Davidson and CMS Officials Explore Options for Re-Use of Former Elementary School
Davidson Mayor Rusty Knox, Commissioners Autumn Michael and Jane Campbell, as well as town staff, met with representatives from Charlotte Mecklenburg Schools (CMS) on Wednesday to consider collaborating on the future use of the old CMS school building on South Street. Stewart Grey, a Davidson resident and preservation planner for the Charlotte-Mecklenburg Historic Landmarks Commission, also joined in the meeting. The gathering at the school and included a tour of the facility.
The building, constructed in 1948, is owned by CMS. But the large increase in the town’s population led to construction of the current Davidson Elementary School, negating the old building’s original purpose. For a time, it was used as an International Baccalaureate Middle School. For the past seven years, it has been leased to a local private school, but that group is relocating its operations to Huntersville next year.
Davidson’s elected officials are interested in striking a deal with CMS that would repurpose the building to become the much-needed town administrative offices while repurposing a historically significant building in town. CMS would also use a portion of the building as its North Learning Center administrative offices.
The deal could save the town some money. The previous town board approved moving forward with preliminary plans for building a new public facility adjoining town hall to be used for administrative offices, and renovating the current town hall building for use by the police and fire stations. Initial cost estimates for a new building are roughly $13 million for a 22,000 square-foot structure.

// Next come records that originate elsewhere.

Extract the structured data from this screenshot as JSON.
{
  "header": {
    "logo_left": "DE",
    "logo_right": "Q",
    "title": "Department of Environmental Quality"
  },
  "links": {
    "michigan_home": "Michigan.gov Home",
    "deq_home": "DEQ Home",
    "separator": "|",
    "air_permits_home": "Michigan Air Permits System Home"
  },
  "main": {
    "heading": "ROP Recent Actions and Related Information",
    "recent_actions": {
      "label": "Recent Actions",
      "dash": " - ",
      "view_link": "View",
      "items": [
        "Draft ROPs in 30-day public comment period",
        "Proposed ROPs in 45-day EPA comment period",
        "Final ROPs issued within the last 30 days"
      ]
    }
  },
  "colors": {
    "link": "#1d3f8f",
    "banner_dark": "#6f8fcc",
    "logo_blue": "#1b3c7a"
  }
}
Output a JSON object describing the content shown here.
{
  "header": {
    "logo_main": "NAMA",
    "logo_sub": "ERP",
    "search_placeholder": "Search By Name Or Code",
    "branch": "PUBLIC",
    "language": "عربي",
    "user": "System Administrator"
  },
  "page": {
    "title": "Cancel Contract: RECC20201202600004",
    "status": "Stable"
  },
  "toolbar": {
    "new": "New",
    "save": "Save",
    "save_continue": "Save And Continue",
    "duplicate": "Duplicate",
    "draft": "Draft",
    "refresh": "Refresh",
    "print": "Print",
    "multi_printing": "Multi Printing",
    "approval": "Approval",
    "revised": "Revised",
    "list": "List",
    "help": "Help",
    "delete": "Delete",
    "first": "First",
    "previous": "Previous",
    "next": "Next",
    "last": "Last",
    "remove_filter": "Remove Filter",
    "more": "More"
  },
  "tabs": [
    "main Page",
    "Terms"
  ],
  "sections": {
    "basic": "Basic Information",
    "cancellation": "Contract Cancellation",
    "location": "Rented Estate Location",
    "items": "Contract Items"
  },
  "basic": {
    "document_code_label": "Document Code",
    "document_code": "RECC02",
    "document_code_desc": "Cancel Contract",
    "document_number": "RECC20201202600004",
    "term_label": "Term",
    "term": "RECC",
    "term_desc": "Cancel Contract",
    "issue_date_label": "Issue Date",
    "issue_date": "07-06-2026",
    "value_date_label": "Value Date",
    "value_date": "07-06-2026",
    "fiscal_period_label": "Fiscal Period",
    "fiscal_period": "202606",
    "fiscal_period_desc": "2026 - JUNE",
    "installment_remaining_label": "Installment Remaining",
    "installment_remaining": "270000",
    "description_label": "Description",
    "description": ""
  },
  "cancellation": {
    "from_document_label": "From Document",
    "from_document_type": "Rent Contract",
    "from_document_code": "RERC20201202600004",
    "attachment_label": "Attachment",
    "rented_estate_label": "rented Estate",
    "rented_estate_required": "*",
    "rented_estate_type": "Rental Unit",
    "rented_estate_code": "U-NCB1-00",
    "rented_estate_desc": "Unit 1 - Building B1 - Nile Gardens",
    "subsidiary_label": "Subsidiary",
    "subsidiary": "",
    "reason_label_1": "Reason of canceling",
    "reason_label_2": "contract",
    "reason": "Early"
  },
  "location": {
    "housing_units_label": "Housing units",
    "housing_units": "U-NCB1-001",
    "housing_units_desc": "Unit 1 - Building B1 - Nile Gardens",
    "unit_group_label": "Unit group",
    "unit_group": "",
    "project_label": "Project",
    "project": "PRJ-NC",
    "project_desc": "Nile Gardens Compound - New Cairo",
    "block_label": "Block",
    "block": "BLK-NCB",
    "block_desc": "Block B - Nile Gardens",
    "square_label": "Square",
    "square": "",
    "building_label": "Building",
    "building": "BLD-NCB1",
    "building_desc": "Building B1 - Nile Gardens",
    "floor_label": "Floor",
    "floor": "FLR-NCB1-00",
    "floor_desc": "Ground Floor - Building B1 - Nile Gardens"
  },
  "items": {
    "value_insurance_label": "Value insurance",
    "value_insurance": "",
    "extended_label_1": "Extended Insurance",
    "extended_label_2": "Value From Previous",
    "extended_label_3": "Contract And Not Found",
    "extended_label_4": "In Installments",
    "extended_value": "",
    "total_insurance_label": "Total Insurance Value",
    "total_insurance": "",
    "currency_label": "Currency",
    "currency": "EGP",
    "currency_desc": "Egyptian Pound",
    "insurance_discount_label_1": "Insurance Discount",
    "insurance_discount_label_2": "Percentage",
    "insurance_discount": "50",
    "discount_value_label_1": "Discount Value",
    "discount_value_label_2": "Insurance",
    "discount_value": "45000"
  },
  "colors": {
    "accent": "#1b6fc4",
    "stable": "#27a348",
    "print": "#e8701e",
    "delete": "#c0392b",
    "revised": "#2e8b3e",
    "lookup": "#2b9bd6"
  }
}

There is not yet a cost estimate for renovating the old school instead, but the price tag could be lower. The plan for a new building was drafted by Creech and Associates architects of Charlotte. The town is now asking Creech to switch gears and examine the feasibility of renovating the old school for town offices instead.

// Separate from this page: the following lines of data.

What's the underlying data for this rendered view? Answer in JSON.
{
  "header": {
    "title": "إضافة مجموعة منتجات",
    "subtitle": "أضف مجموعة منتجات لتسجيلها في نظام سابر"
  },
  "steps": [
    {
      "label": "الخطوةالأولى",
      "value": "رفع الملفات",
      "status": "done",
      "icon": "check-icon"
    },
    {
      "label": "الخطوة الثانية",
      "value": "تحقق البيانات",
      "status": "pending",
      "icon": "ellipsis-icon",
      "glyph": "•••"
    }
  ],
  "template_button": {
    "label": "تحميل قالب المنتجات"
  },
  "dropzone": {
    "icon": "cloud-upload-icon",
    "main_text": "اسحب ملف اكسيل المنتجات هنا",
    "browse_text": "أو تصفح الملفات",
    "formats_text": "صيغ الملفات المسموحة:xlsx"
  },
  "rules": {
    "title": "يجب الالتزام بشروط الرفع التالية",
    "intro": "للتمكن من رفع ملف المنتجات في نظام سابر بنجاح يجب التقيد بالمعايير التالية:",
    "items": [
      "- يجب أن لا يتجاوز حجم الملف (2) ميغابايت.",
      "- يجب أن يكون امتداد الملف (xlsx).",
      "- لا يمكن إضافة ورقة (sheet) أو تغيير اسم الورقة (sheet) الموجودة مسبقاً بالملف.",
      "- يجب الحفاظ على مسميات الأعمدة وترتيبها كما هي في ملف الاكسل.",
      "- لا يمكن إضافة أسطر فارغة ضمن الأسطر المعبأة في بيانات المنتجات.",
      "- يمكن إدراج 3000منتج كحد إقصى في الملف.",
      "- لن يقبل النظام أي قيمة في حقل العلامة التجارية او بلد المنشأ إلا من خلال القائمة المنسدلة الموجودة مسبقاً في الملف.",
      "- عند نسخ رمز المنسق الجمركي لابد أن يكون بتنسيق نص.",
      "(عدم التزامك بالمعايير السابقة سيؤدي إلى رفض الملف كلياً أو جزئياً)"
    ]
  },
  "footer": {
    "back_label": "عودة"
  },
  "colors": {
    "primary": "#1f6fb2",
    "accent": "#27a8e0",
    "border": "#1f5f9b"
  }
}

There appears to be considerable interest by the town and CMS in making a deal. “It would be a win-win for both parties,” said commissioner Autumn Rierson Michael, an expert in reuse of historic structures. She noted that a renovated school building would be desirable not only for offices, but would reinforce the town’s intentions to maintain historical structures. Mayor Rusty Knox, who attended elementary school in that building in the late 1960’s, said, “The possibility of renovating it is much more exciting to me than building a new building.”
Mayor Knox and Commissioner Michael met two weeks ago with CMS facilities director Peggy Hay to discuss the fate of the old school. More recently, they met with CMS superintendent Dr, Clayton Wilcox, who indicated CMS might be interested in entering a long term lease on the building with Davidson, if the town would pay for the renovation.
The old school building is 38,000 square feet and features a 300-seat auditorium. If the plan works out, CMS would occupy approximately 4,000-to-6,000 square feet for its Learning Center-North, leaving the town with more than 30,000 square feet for offices, as well as community gathering and meeting space.
The property also features an old gymnasium that was built in the 1930s. It has served as physical education space for the schools that have occupied the space, and still could be used by younger children for indoor sports.
The property holds additional historical significance for the town. It was donated by the Shelton family in 1892 for the purpose of building a school. The Davidson Academy began in 1893 and became a public school in 1918. The original school building caught fire in an electrical storm in 1946 and was replaced by the current building.
Negotiations will continue as the town elected officials and staff consider their options, after Creech and Associates provide them with more information about the extent and cost of needed renovations.
Bill Giduz was the son who followed his father’s footsteps into journalism. He has been involved his entire life with news and photography in schools he attended and jobs he’s held. He believes now that he’s got a few good years left to devote to The News of Davidson.